A subgenre of progressive metal (which is itself a subgenre, of course), djent emerged around fifteen years ago and is notable for its palm-muted riffs, low guitar tones, complex rhythms, and overall sonic thickness. Sweden’s Meshuggah is often credited as pioneering the style, with many newer ensembles, like Periphery, Animals as Leaders, Textures, and British quintet TesseracT also leading the charge. As great as all of these acts are, though, TesseracT may the most dynamically and melodically pleasing, as their two studio albums—One (2011) and Altered State (2013)—demonstrate. Recently, the band issued a live follow-up, Odyssey/Scala (titled after the CD/DVD, respectively), that includes many of their most beloved pieces, recorded over many nights in many places. Fortunately, the stellar material, coupled with very strong production values and a noticeably exciting audience, makes Odyssey a very engaging listen, as well as a fine testament to both TesseracT’s catalog and its relationship with its fans.

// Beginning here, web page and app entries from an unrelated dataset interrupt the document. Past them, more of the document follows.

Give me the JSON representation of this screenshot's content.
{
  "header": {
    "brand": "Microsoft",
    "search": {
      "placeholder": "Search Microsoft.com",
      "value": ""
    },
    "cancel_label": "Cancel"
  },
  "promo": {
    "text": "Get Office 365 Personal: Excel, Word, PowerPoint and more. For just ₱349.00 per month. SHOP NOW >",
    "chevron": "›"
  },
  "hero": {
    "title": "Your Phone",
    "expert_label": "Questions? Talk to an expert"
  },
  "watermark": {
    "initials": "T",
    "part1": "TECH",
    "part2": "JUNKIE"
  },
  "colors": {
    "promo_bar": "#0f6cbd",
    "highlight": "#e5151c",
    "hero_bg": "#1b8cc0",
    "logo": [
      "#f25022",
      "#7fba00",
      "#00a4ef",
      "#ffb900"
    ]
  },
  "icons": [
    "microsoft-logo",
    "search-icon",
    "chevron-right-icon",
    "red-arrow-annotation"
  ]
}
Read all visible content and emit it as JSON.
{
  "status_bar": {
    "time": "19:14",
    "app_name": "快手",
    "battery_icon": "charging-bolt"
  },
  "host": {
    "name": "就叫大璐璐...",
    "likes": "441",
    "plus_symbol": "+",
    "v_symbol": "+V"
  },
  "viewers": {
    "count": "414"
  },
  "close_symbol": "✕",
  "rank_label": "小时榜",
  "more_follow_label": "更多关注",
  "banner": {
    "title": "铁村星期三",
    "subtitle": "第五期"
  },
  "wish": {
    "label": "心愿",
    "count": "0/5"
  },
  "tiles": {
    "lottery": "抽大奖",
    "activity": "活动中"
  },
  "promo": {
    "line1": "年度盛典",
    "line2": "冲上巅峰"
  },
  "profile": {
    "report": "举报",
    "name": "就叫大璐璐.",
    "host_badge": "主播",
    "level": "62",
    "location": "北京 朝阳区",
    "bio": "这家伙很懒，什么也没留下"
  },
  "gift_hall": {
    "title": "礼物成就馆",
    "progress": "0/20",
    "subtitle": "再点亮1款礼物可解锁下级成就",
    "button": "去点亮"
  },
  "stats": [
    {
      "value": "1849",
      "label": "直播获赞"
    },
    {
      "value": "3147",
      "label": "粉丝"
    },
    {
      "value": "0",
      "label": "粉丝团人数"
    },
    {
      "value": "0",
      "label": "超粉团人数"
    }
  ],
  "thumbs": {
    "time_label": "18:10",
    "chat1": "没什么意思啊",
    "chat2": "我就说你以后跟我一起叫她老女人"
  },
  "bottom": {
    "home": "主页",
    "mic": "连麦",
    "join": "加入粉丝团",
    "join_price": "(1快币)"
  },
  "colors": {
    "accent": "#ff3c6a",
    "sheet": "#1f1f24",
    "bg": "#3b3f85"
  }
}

Perhaps the most interesting aspect of Odyssey is the reappearance of vocalist Daniel Tompkins, who left in 2011 to focus on several other projects, such as Skyharbor, Colour, and his own solo effort, White Moth Black Butterfly. He was subsequently replaced by Elliot Coleman (2011 – 2012) and Ashe O’Hara (2012 – 2014), only to return last year. Naturally, Tompkins thanks the audience for welcoming him back early into the set, and he continues showing gratitude throughout the evening, which helps show how humble he is.
Expectedly, much of Odyssey focuses on the four suites that make up Altered State. For instance, “Singularity” (from “Of Energy”) starts things off with biting guitar riffs, soaring vocals, and in-your-face beats. Tompkins’ singing is fragile yet urgent, with an arresting sense of emotion and sleekness. Likewise, the music that surrounds him is aggressive without being too abrasive, and as usual, the group shifts between intensity and subtly with exactness and elegance. Bassist Amos Williams steals the spotlight near the end with some awesome plucking trickery. Later on, the entire “Of Matter” sequence is replicated, and it’s easily a highlight of the collection since it contains some of TesseracT’s best atmospheres and melodies. Luckily, they move from one movement to the next without interruption, so that only the audience’s cheers breakup the flow. It’s a remarkable section of Odyssey.
Also on offer is the entire Concealing Fate EP (which is also TesseracT’s debut), although they recreate parts II – VI in sequence but wait until the end of the night to bring out part I. Unsurprisingly, these pieces are rougher and less vibrant than the newer inclusions, with a slightly more death metal edge. Of course, this doesn’t mean that these tracks aren’t worthwhile, as there are still plenty of hypnotic moments and displays of virtuosic musicianship. If anything, the juxtaposition of TesseracT’s oldest and newest material showcases how they’ve always be an extremely tight and ambitious outfit.
Odyssey proves once again that TesseracT is just as captivating and meticulous live as it is in the studio. There’s an extraordinary level of focus, technique, and drive in both their instrumentation and narrative scopes, which adds a layer of prophetic artistry that few of their peers ever come close to. Just as on their studio efforts, the band plays its astoundingly complex arrangements with equally staggering precision and confidence, resulting in a masterful experience. Odyssey is a must own album for any fan of progressive metal, plain and simple.